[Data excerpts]

= = =

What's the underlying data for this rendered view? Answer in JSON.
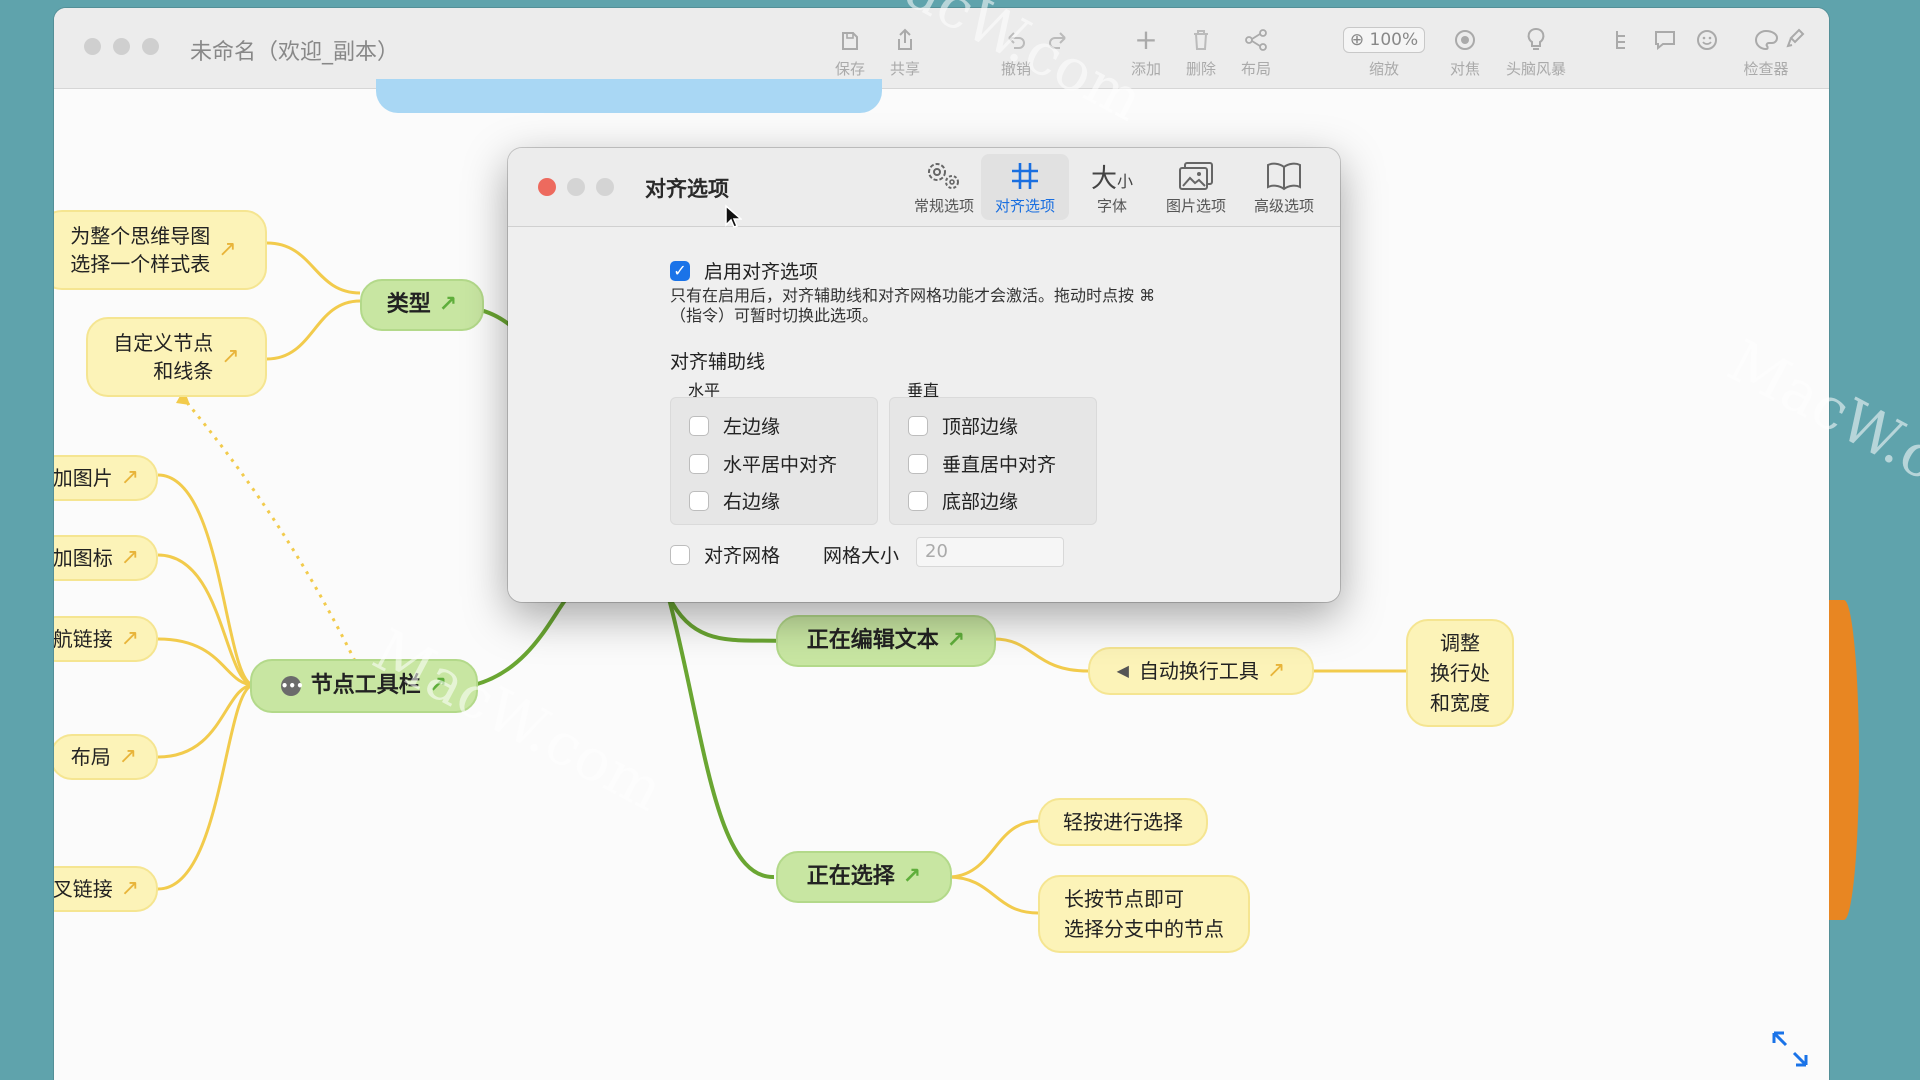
{
  "window": {
    "title": "未命名（欢迎_副本）"
  },
  "toolbar": {
    "save": "保存",
    "share": "共享",
    "undo": "撤销",
    "add": "添加",
    "delete": "删除",
    "layout": "布局",
    "zoom_value": "100%",
    "zoom": "缩放",
    "focus": "对焦",
    "brainstorm": "头脑风暴",
    "inspector": "检查器"
  },
  "dialog": {
    "title": "对齐选项",
    "tabs": [
      {
        "label": "常规选项",
        "icon": "gear-icon"
      },
      {
        "label": "对齐选项",
        "icon": "grid-hash-icon"
      },
      {
        "label": "字体",
        "icon": "font-size-icon"
      },
      {
        "label": "图片选项",
        "icon": "image-icon"
      },
      {
        "label": "高级选项",
        "icon": "book-icon"
      }
    ],
    "enable_label": "启用对齐选项",
    "enable_checked": true,
    "hint_line1": "只有在启用后，对齐辅助线和对齐网格功能才会激活。拖动时点按 ⌘",
    "hint_line2": "（指令）可暂时切换此选项。",
    "guides_title": "对齐辅助线",
    "horizontal_title": "水平",
    "vertical_title": "垂直",
    "horizontal": [
      "左边缘",
      "水平居中对齐",
      "右边缘"
    ],
    "vertical": [
      "顶部边缘",
      "垂直居中对齐",
      "底部边缘"
    ],
    "snap_grid_label": "对齐网格",
    "grid_size_label": "网格大小",
    "grid_size_value": "20"
  },
  "mindmap": {
    "sub_nodes": {
      "style_whole_1": "为整个思维导图",
      "style_whole_2": "选择一个样式表",
      "custom_1": "自定义节点",
      "custom_2": "和线条",
      "add_image": "加图片",
      "add_icon": "加图标",
      "nav_link": "航链接",
      "layout": "布局",
      "x_link": "叉链接",
      "auto_wrap": "自动换行工具",
      "adjust_1": "调整",
      "adjust_2": "换行处",
      "adjust_3": "和宽度",
      "tap_select": "轻按进行选择",
      "long_press_1": "长按节点即可",
      "long_press_2": "选择分支中的节点"
    },
    "main_nodes": {
      "type": "类型",
      "node_toolbar": "节点工具栏",
      "editing_text": "正在编辑文本",
      "selecting": "正在选择"
    }
  },
  "colors": {
    "accent": "#1a73e8",
    "branch_yellow": "#f2cb4c",
    "branch_green": "#6aa632"
  }
}
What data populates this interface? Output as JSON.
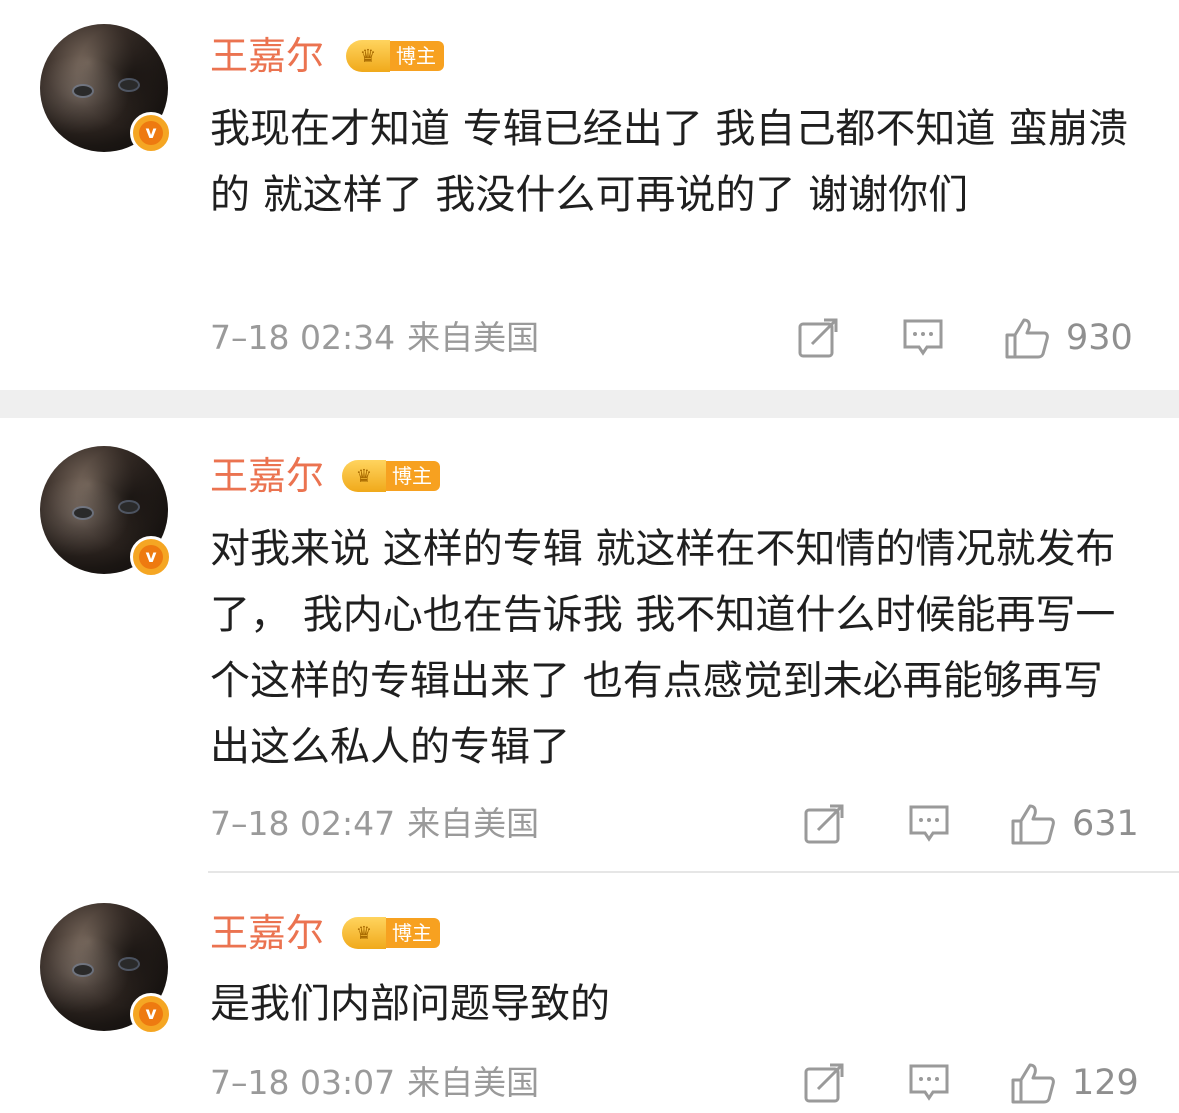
{
  "comments": [
    {
      "user": "王嘉尔",
      "badge": "博主",
      "text": "我现在才知道 专辑已经出了 我自己都不知道 蛮崩溃的 就这样了 我没什么可再说的了 谢谢你们",
      "time": "7–18 02:34",
      "source": "来自美国",
      "likes": "930"
    },
    {
      "user": "王嘉尔",
      "badge": "博主",
      "text": "对我来说 这样的专辑 就这样在不知情的情况就发布了， 我内心也在告诉我 我不知道什么时候能再写一个这样的专辑出来了 也有点感觉到未必再能够再写出这么私人的专辑了",
      "time": "7–18 02:47",
      "source": "来自美国",
      "likes": "631"
    },
    {
      "user": "王嘉尔",
      "badge": "博主",
      "text": "是我们内部问题导致的",
      "time": "7–18 03:07",
      "source": "来自美国",
      "likes": "129"
    }
  ],
  "icons": {
    "verified": "v-verified-icon",
    "crown": "crown-level-icon",
    "share": "share-icon",
    "comment": "comment-icon",
    "like": "thumbs-up-icon"
  },
  "colors": {
    "username": "#eb7350",
    "badge": "#f7a120",
    "meta": "#9a9a9a",
    "separator": "#efefef"
  }
}
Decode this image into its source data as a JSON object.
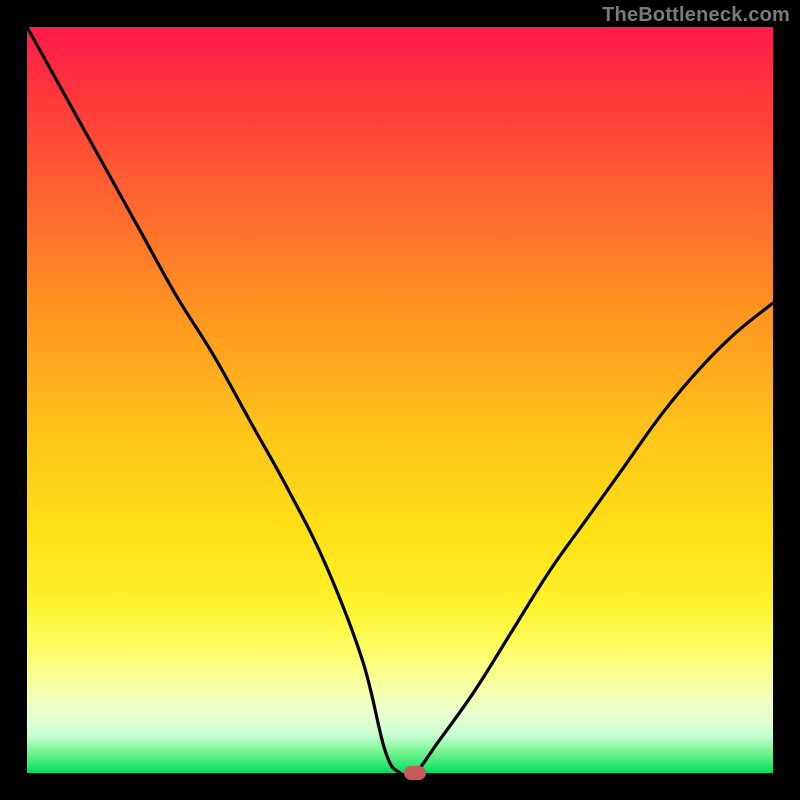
{
  "watermark": "TheBottleneck.com",
  "colors": {
    "curve": "#000000",
    "marker": "#c75a5a",
    "frame": "#000000"
  },
  "chart_data": {
    "type": "line",
    "title": "",
    "xlabel": "",
    "ylabel": "",
    "xlim": [
      0,
      100
    ],
    "ylim": [
      0,
      100
    ],
    "grid": false,
    "legend": false,
    "annotations": [
      {
        "name": "minimum-marker",
        "x": 52,
        "y": 0,
        "shape": "pill",
        "color": "#c75a5a"
      }
    ],
    "series": [
      {
        "name": "bottleneck-curve",
        "x": [
          0,
          5,
          10,
          15,
          20,
          25,
          30,
          35,
          40,
          45,
          48,
          50,
          52,
          55,
          60,
          65,
          70,
          75,
          80,
          85,
          90,
          95,
          100
        ],
        "y": [
          100,
          91,
          82,
          73,
          64,
          56,
          47,
          38,
          28,
          15,
          3,
          0,
          0,
          4,
          11,
          19,
          27,
          34,
          41,
          48,
          54,
          59,
          63
        ]
      }
    ]
  }
}
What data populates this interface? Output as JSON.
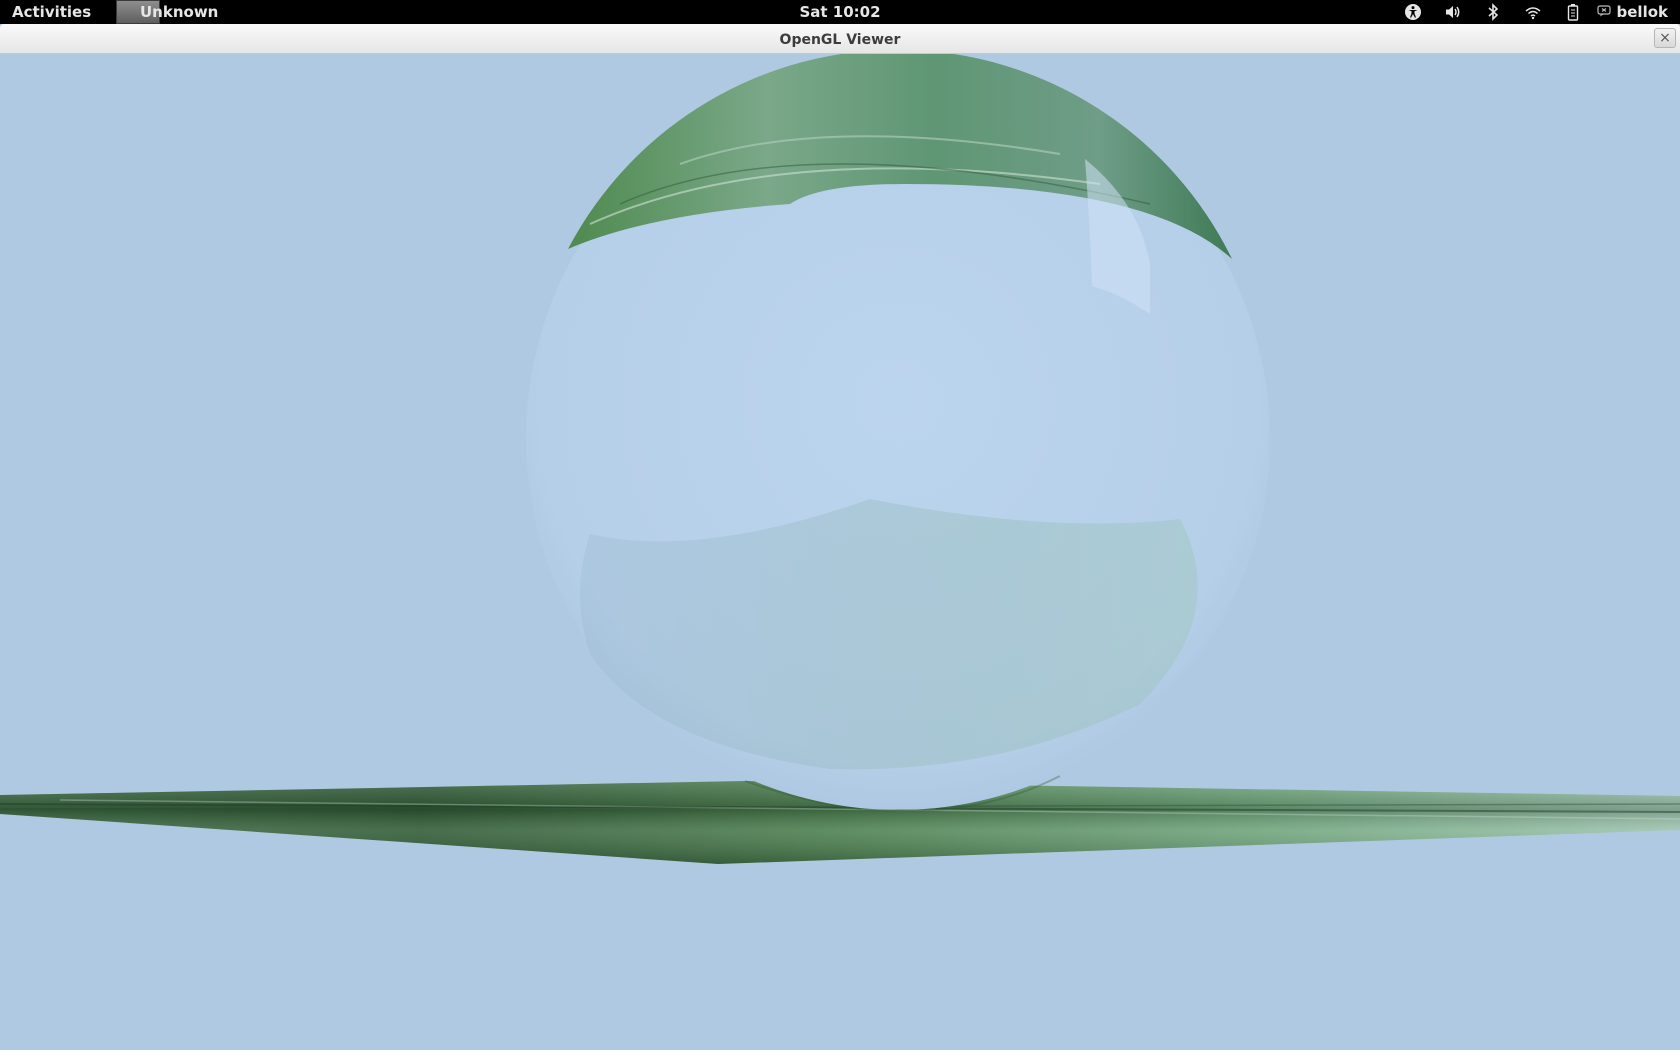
{
  "topbar": {
    "activities_label": "Activities",
    "app_menu_label": "Unknown",
    "clock": "Sat 10:02",
    "status_icons": [
      "accessibility-icon",
      "volume-icon",
      "bluetooth-icon",
      "wifi-icon",
      "battery-icon"
    ],
    "user_name": "bellok"
  },
  "window": {
    "title": "OpenGL Viewer",
    "close_glyph": "×"
  },
  "scene": {
    "objects": [
      "glass-sphere",
      "textured-ground-plane"
    ],
    "colors": {
      "sky": "#b0c9e2",
      "sphere_fill": "#b8d1ec",
      "ground_dark": "#2f5a35",
      "ground_mid": "#4f8a4f",
      "ground_light": "#a9c9b5"
    }
  }
}
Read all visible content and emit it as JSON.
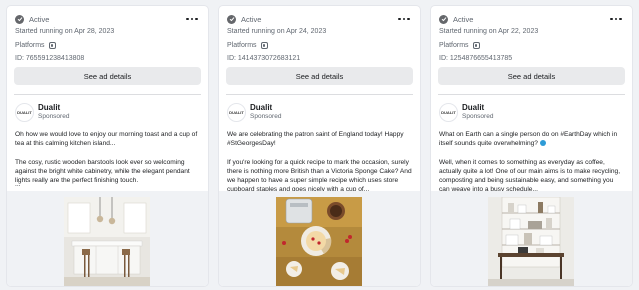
{
  "ads": [
    {
      "status": "Active",
      "started": "Started running on Apr 28, 2023",
      "platforms_label": "Platforms",
      "platform_icon": "instagram-icon",
      "ad_id": "ID: 765591238413808",
      "details_label": "See ad details",
      "advertiser": "Dualit",
      "avatar_text": "DUALIT",
      "sponsored": "Sponsored",
      "text_p1": "Oh how we would love to enjoy our morning toast and a cup of tea at this calming kitchen island...",
      "text_p2": "The cosy, rustic wooden barstools look ever so welcoming against the bright white cabinetry, while the elegant pendant lights really are the perfect finishing touch.",
      "ellipsis": "...",
      "image": "kitchen-island-photo"
    },
    {
      "status": "Active",
      "started": "Started running on Apr 24, 2023",
      "platforms_label": "Platforms",
      "platform_icon": "instagram-icon",
      "ad_id": "ID: 1414373072683121",
      "details_label": "See ad details",
      "advertiser": "Dualit",
      "avatar_text": "DUALIT",
      "sponsored": "Sponsored",
      "text_p1": "We are celebrating the patron saint of England today! Happy #StGeorgesDay!",
      "text_p2": "If you're looking for a quick recipe to mark the occasion, surely there is nothing more British than a Victoria Sponge Cake? And we happen to have a super simple recipe which uses store cupboard staples and goes nicely with a cup of...",
      "ellipsis": "",
      "image": "victoria-sponge-photo"
    },
    {
      "status": "Active",
      "started": "Started running on Apr 22, 2023",
      "platforms_label": "Platforms",
      "platform_icon": "instagram-icon",
      "ad_id": "ID: 1254876655413785",
      "details_label": "See ad details",
      "advertiser": "Dualit",
      "avatar_text": "DUALIT",
      "sponsored": "Sponsored",
      "text_p1": "What on Earth can a single person do on #EarthDay which in itself sounds quite overwhelming?",
      "text_p2": "Well, when it comes to something as everyday as coffee, actually quite a lot! One of our main aims is to make recycling, composting and being sustainable easy, and something you can weave into a busy schedule...",
      "ellipsis": "",
      "image": "kitchen-shelves-photo"
    }
  ],
  "colors": {
    "page_bg": "#f0f2f5",
    "card_bg": "#ffffff",
    "button_bg": "#e9eaec",
    "muted_text": "#606770",
    "earth_emoji": "#2e9bd6"
  }
}
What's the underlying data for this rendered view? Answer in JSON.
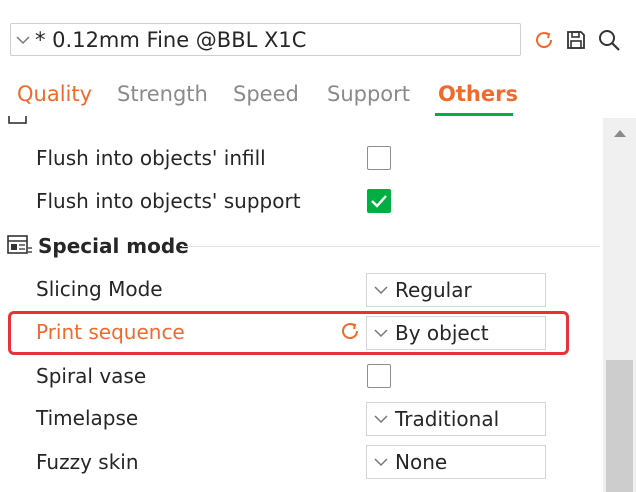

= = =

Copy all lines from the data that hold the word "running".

ANSWER TO THE PROBLEM:
      "started": "Started running on Apr 28, 2023",
      "started": "Started running on Apr 24, 2023",
      "started": "Started running on Apr 22, 2023",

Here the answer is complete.